Title: When Elephants Fly
Author: Nancy Richardson Fischer
Publisher: Harlequin Teen
Genre: YA Contemporary
Subjects & Themes: Schizophrenia, Animal Abuse
Release Date: September 4th, 2018
Page Count: 400 (hardback)
Rating: 6/10

T. Lily Decker is a high school senior with a twelve-year plan: avoid stress, drugs, alcohol and boyfriends, and take regular psych quizzes administered by her best friend, Sawyer, to make sure she’s not developing schizophrenia.

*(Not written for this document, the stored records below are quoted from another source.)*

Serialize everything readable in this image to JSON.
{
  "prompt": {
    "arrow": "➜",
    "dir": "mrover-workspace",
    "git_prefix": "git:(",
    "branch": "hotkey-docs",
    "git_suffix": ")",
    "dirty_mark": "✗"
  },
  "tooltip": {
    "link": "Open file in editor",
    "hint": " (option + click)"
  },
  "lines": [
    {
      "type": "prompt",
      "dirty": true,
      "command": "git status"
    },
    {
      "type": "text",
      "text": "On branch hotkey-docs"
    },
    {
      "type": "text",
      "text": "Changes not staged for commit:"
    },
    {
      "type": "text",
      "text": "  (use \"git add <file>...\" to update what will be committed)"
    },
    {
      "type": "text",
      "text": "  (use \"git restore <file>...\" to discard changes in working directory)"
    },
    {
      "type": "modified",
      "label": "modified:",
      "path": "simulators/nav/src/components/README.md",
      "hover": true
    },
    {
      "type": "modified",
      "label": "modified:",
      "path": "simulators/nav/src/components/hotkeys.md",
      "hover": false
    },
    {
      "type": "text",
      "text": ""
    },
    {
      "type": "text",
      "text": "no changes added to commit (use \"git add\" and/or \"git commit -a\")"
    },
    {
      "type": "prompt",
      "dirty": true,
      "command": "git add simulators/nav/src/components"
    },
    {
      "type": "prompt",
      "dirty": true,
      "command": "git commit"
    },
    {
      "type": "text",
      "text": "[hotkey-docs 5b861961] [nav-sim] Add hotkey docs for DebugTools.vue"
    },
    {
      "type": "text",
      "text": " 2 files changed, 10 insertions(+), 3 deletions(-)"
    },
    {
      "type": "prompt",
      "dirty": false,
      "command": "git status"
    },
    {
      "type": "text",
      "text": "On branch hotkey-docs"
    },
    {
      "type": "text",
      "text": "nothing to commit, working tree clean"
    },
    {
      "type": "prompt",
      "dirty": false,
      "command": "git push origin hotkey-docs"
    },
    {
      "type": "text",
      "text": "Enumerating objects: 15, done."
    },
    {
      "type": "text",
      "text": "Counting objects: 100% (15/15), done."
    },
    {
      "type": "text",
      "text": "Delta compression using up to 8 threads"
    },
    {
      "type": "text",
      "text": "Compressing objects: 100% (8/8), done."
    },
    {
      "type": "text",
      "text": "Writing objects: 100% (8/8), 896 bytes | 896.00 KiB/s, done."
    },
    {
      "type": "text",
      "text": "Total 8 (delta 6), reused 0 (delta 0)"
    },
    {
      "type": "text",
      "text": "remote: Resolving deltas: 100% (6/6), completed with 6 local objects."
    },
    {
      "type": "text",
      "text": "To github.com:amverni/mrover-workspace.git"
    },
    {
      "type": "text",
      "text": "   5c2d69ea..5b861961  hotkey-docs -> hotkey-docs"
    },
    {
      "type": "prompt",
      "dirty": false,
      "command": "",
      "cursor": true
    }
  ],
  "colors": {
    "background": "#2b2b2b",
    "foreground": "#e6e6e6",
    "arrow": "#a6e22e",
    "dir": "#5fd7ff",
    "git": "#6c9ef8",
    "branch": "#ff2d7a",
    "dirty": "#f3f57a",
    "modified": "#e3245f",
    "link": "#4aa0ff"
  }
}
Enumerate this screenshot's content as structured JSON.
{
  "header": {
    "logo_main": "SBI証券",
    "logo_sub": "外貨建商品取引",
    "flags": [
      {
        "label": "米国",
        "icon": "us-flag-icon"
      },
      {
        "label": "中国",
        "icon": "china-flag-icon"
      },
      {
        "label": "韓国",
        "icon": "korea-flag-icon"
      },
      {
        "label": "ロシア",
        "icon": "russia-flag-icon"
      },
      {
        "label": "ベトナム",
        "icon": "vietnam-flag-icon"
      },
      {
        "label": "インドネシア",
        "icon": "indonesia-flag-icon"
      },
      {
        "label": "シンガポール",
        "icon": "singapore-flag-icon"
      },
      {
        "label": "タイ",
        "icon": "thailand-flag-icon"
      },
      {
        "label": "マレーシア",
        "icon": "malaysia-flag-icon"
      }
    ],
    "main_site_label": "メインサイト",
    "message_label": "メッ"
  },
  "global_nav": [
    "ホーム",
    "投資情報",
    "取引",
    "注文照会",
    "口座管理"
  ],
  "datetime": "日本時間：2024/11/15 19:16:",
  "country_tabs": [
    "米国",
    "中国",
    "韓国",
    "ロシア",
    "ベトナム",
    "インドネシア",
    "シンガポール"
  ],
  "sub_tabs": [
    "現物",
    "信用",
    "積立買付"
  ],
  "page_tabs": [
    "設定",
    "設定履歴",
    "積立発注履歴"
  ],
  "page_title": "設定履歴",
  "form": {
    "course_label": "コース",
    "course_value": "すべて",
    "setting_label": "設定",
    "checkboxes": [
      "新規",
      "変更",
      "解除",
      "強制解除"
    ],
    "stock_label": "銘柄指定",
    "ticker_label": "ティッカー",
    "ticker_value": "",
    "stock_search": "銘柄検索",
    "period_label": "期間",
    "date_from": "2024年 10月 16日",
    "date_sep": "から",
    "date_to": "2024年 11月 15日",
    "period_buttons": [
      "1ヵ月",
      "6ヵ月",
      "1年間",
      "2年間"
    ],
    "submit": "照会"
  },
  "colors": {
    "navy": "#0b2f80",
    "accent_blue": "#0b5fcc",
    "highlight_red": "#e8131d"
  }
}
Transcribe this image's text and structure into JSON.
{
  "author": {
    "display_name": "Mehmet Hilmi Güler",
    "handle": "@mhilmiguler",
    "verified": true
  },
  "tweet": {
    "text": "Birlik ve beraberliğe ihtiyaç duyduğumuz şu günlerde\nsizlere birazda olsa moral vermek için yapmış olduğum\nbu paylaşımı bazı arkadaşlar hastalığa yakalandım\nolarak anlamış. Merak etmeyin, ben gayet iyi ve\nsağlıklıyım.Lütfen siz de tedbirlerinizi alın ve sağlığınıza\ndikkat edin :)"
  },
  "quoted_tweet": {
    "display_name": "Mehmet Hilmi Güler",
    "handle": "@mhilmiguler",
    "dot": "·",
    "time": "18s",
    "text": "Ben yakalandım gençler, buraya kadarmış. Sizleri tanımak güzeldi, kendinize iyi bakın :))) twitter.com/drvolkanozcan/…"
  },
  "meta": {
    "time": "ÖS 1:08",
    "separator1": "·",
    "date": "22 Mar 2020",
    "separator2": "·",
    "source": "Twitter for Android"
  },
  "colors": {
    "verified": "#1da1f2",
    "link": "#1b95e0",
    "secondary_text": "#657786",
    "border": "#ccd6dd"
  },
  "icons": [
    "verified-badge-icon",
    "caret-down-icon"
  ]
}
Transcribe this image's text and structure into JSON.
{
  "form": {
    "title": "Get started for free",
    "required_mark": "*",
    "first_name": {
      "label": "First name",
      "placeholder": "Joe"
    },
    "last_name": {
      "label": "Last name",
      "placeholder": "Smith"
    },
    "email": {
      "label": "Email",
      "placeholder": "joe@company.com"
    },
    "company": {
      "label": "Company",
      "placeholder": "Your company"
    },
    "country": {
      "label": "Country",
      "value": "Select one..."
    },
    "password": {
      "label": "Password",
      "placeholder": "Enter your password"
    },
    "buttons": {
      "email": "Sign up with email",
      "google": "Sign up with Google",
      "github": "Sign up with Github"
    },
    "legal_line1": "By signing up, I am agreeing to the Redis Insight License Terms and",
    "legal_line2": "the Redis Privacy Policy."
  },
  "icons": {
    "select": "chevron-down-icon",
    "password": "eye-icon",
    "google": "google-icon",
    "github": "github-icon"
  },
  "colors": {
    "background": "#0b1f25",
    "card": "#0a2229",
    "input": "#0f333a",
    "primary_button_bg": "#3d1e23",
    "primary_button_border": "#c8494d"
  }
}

Genetics are not on Lily’s side. When she was seven, her mother, who had paranoid schizophrenia, tried to kill her. And a secret has revealed that Lily’s odds are even worse than she thought. Still, there’s a chance to avoid triggering the mental health condition, if Lily can live a careful life from ages eighteen to thirty, when schizophrenia most commonly manifests.

But when a newspaper internship results in Lily witnessing a mother elephant try to kill her three-week-old calf, Swifty, Lily can’t abandon the story or the calf. With Swifty in danger of dying from grief, Lily must choose whether to risk everything, including her sanity and a first love, on a desperate road trip to save the calf’s life, perhaps finding her own version of freedom along the way.

When Elephants Fly is a book for those who love, love elephants and can grit through scenes of animal cruelty. Unfortunately for me, while I do adore those floppy-eared pachyderms, I have a hard time with the latter, which is partly why I didn’t enjoy this as much as I thought I would.

The exploration of schizophrenia is done very well. It’s a topic that I rarely ever see portrayed in a respectful manner in fiction, let alone YA. At its heart the story is about taking chances in life and pushing through the fear of not knowing what’s ahead; the message is an inspirational one and I’m glad it’s out there in the YA sphere. It also debates the morals of keeping animals in zoos versus keeping them in a circus, which wasn’t something I was expecting but, again, is appreciated.

My biggest problem is that I couldn’t really connect with the characters–even the main one. There’s also a baffling romance subplot that just drops out of nowhere.

I also found the adult characters all so strangely irresponsible. Keeping a teenager locked up with an elephant overnight? Check. Sending said teenager off to Florida in the middle of the school year? Check. Slapping said teenager? Check. A 28-year old man seemingly flirting with said teenager? Check. Their actions felt caricature-y and overblown at times, which jarred with the realism of schizophrenia and animal abuse.

This is undoubtedly an important story–one that I’m sure many people will love and connect with–but I just never found myself truly invested in it.

Copy provided by the publisher via Edelweiss in exchange for an honest review